_TASK DESCRIPTION_:
Give a single number in reply. It is the count of lines below that contain the string "title".

_DATA SECTION_:
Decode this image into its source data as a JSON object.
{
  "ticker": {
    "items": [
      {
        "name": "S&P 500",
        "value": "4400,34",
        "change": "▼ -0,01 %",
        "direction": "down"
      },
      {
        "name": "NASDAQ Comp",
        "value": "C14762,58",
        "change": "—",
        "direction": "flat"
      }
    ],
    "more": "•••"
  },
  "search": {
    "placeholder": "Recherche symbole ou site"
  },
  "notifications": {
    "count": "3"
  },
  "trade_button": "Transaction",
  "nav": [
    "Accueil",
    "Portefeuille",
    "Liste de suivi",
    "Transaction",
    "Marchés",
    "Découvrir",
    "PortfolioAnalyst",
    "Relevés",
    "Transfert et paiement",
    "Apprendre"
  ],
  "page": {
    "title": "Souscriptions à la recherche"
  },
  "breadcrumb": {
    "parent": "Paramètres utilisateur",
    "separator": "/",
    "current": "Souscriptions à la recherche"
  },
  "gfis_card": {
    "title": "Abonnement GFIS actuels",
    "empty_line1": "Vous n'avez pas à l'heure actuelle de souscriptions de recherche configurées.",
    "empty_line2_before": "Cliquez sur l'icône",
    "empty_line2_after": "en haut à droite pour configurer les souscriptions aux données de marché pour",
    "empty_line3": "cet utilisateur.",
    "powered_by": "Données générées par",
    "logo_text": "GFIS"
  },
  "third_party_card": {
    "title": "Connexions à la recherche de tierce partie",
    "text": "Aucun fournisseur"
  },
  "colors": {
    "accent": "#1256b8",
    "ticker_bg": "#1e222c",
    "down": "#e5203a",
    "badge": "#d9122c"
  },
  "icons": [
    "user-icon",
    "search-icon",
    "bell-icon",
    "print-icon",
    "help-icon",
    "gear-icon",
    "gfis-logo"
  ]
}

_ANSWER_:
3